Country singer Eric Church has undoubtedly built a legacy for himself with countless chart-topping singles, five platinum-selling albums, ten Grammy nominations, and several Academy of Country Music Awards. A singer who treasures the unconventional, Church is always striving to challenge himself as an artist and produce something that is creatively innovative.
Church’s latest music project—an ambitious trilogy album called Heart & Soul—masters that innovative drive. The first of the series, Heart was released on April 16. & followed on April 20, but was released exclusively to members of his ‘Church Choir’ fan club, comprised of his most devoted fans. The last of the albums, Soul, dropped on Friday.
In the mountain town of Banner Elk, N.C., Church and his crew, including producer Jay Joyce, set up a makeshift recording studio in a restaurant that had closed during the winter. Church and Joyce said they hoped to capture the unique acoustics of the restaurant’s barn wood interior. A rotating group of songwriters and instrumentalists were brought to the studio every few days. It was a month-long process in which each day the group wrote a song in the morning and recorded it in the evening.
Church opens his Heart album with the lively “Heart On Fire.” Through his lyrics, Church mentions and pays tribute to a wide range of artists including Elvis Presley, Don McLean, and Guns N’ Roses. Church is joined by a choir and a vivacious electric guitar backing. He takes a soulful turn with “Heart Of The Night.” Creating a narrative that is notably Bruce Springsteen–esque, Church references small factory towns, young love, and the journey to find one’s true north as he sings, “Put lightning in this Thunderbird ’til the metal comes alive / The rhythm of the road will give these horses wings to fly.”
“Russian Roulette” has a brilliant build and an inspiring piano and guitar accompaniment. Highlighting the wonders of music, Church sings, “I need a melody without a memory / Take me where I’ve never been.”
“Stick That In Your Country Song” is another standout track from the album. In a Bob Dylan–like fashion, Church alludes to the harsh realities people face in everyday life that are not often referenced in popular music. He specifically calls attention to gun violence in America through lyrics such as “Mommas crying, young boys dying / Under that red, white, and blue still flying.”
Where Heart is reminiscent of Church’s country roots, Soul takes on more of an R&B vibe.
He begins the album with “Rock & Roll Found Me,” a soulful tune about how he discovered his passion for music. As he sings, “I turned on my amps and all at once my blind could see.”
“Look Good And You Know It” depicts a side of Church fans are unfamiliar with. It has a distinctive retro vibe, almost reflecting a motown sound. “Where I Wanna Be” is equally unique but takes on more of a bluesy spirit with its delightful addition of jazz guitars and electric keyboards.
Church concludes the Soul album with “Lynyrd Skynyrd Jones,” a poignant song about a young boy—named after his mother’s favorite band, Lynyrd Skynyrd—from Alabama with a gift for music.
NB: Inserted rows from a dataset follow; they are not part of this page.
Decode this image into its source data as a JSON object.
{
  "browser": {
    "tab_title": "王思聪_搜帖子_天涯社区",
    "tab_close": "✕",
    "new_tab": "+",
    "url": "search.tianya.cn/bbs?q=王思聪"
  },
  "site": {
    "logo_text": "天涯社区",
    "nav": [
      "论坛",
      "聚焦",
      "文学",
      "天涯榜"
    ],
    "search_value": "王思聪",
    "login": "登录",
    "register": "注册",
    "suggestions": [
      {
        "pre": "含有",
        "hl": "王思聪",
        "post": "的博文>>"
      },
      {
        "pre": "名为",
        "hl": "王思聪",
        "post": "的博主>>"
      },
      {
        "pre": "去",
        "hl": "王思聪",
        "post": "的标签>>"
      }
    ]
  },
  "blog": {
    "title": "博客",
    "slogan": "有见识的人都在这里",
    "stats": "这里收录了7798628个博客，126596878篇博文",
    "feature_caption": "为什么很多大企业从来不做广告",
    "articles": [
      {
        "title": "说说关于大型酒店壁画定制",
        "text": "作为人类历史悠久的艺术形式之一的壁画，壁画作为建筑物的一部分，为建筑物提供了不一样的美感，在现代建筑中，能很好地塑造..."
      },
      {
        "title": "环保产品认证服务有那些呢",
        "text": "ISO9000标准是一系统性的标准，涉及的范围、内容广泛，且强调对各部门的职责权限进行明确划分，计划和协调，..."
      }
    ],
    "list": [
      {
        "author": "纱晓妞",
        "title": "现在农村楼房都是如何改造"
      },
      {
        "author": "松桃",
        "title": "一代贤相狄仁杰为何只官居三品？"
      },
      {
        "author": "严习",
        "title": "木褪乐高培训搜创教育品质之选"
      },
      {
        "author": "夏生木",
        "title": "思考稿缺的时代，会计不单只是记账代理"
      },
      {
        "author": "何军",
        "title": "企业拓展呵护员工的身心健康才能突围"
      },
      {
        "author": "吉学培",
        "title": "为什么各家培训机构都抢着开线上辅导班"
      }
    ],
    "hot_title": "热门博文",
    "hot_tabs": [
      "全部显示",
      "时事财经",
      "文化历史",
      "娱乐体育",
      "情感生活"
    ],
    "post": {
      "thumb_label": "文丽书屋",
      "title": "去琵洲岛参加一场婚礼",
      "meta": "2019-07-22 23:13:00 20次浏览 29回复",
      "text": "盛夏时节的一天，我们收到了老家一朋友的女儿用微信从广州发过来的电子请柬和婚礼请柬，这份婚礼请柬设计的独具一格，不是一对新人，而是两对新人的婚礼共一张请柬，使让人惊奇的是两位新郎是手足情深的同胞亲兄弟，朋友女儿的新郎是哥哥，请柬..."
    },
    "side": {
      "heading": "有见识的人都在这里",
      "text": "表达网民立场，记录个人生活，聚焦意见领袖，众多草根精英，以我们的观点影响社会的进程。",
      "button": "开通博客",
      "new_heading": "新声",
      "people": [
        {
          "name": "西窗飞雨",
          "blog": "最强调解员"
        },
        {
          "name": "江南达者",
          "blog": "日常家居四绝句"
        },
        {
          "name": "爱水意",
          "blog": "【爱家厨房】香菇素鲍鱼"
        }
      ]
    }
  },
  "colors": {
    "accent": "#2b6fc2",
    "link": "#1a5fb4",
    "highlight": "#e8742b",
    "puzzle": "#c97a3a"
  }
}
The only time he feels a sense of belonging is when he is playing his guitar. Church sincerely sings, “Well he found his salvation / In a pawn shop bought guitar / You can’t teach that kind of pickin’ / It’s got to come right from your heart.”
The work of an artist is to create. They have the incredible ability to reflect on the experiences people face in the world and turn them into song. Their love of music brought these artists together in a small North Carolina town, even during the most difficult of times. They were able to experience the creative process of music at its most authentic nature. Together, they produced three albums that are a remarkable blend of soulful country, honest storytelling, and hints of rock n’ roll.
Church is always looking to explore the roads less traveled when it comes to making music. He has surely done that, as he gracefully dances between pure country, lively rock, soulful blues, and heartfelt ballads. The process he underwent to produce this music with his crew was refreshingly authentic. And this time Church and his team did not just make one album with their heart and soul, they made three.
Photo Courtesy of Capitol Records Nashville